Within the wedding sphere, from proposal to engagement to asking your wedding party to save the date to the actual event, the pressure to be creative and “social media ready” seems to be quickly and progressively ramping up. Pinterest is a wonderful place to get ideas and spark imagination, yet it also can create unrealistic expectations and dissatisfaction when the realities of budget, energy and some desire for life balance are realized.

I am curious about the source and direction of this trend. Is it technology, social media and the ability to constantly compare and contrast ourselves with the image that others choose to put out there? Is it somehow in the DNA of the wealthier segment of our American society – keeping up with the Joneses on a whole different level? Will this trend ever downshift or subside?

I think about friends who desire to go to prom or marry and have not. Of those who desperately want to be pregnant and called parent, but so far, can not. I completely understand why a friend who lost her child has chosen to leave the social media world all together.Yes, engagements, weddings , prom invites and pregnancies are times for celebration but I imagine that they often offer little heart stabs for those not yet partnered or pregnant or invited to be a part. These struggles and situations are not new, but somehow the constant barrage of technology and connectedness make it more daily, and sometimes hourly, in our face.

My fear is that all of this hype and comparison leaves many feeling less than, anxious, empty and at times profoundly disappointed in their own lives. At times, this is my response. Often when I desire to genuinely celebrate and be joyful with others, there is a social media performance component on my end or their end that seems to creep up and dull the joy. I start to think in facebook status updates rather than take time to savor and internalize the good news. The rapidity with which a profoundly life changing announcement becomes yesterday’s news somehow cheapens and minimizes many of life’s deepest occasions.

This is the technological world in which I and my children live. We can’t change it but we must navigate it. My personal time on social media offers a chance to stay engaged with many that I care about, but it can also become a bit like junk food to my soul. For me, it is elsewhere that true and deep and meaningful life is experienced.

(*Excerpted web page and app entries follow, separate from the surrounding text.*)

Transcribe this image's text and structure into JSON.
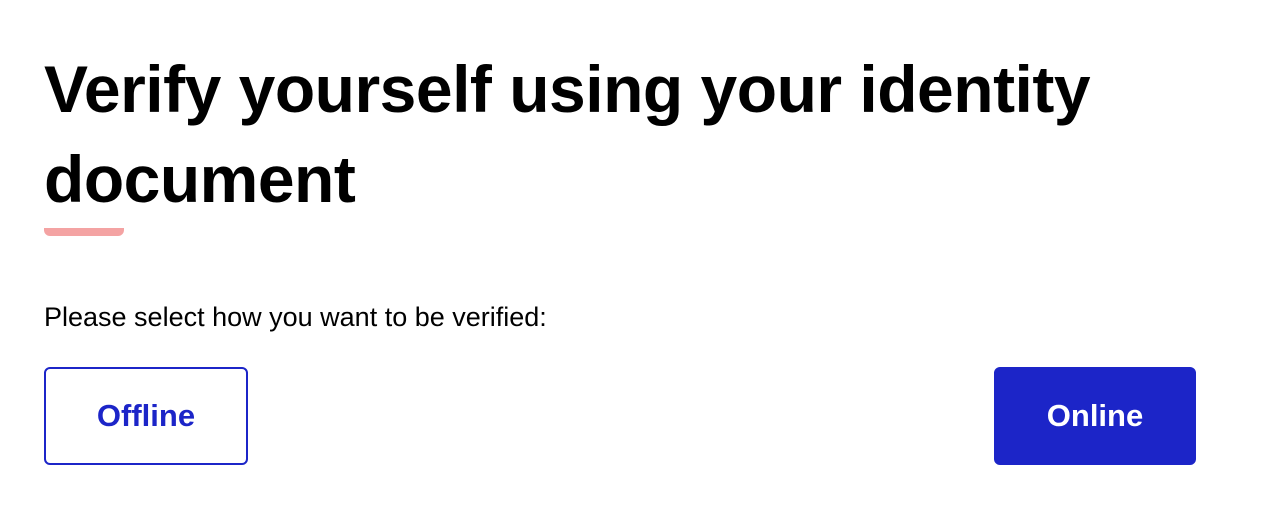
{
  "page": {
    "title": "Verify yourself using your identity document",
    "prompt": "Please select how you want to be verified:"
  },
  "options": {
    "offline_label": "Offline",
    "online_label": "Online"
  },
  "colors": {
    "accent": "#1c25c8",
    "underline": "#f4a3a3",
    "text": "#000000",
    "background": "#ffffff"
  }
}
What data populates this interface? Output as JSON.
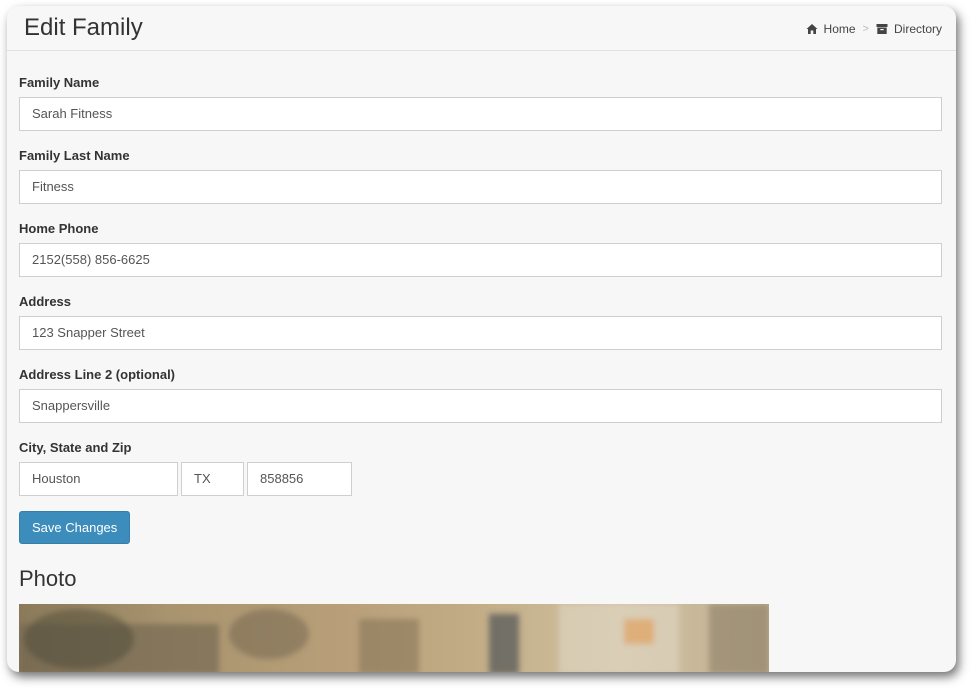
{
  "header": {
    "title": "Edit Family",
    "breadcrumb": [
      {
        "label": "Home",
        "icon": "home-icon"
      },
      {
        "label": "Directory",
        "icon": "archive-icon"
      }
    ],
    "separator": ">"
  },
  "form": {
    "family_name": {
      "label": "Family Name",
      "value": "Sarah Fitness"
    },
    "family_last_name": {
      "label": "Family Last Name",
      "value": "Fitness"
    },
    "home_phone": {
      "label": "Home Phone",
      "value": "2152(558) 856-6625"
    },
    "address": {
      "label": "Address",
      "value": "123 Snapper Street"
    },
    "address2": {
      "label": "Address Line 2 (optional)",
      "value": "Snappersville"
    },
    "city_state_zip": {
      "label": "City, State and Zip",
      "city": "Houston",
      "state": "TX",
      "zip": "858856"
    },
    "save_label": "Save Changes"
  },
  "photo": {
    "title": "Photo"
  },
  "colors": {
    "accent": "#3c8dbc",
    "background": "#f7f7f7"
  }
}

What about you? Is this a generational divide? How do you feel about these things? Please share your thoughts and ideas around this topic. I hope we can have a conversation and learn from each other.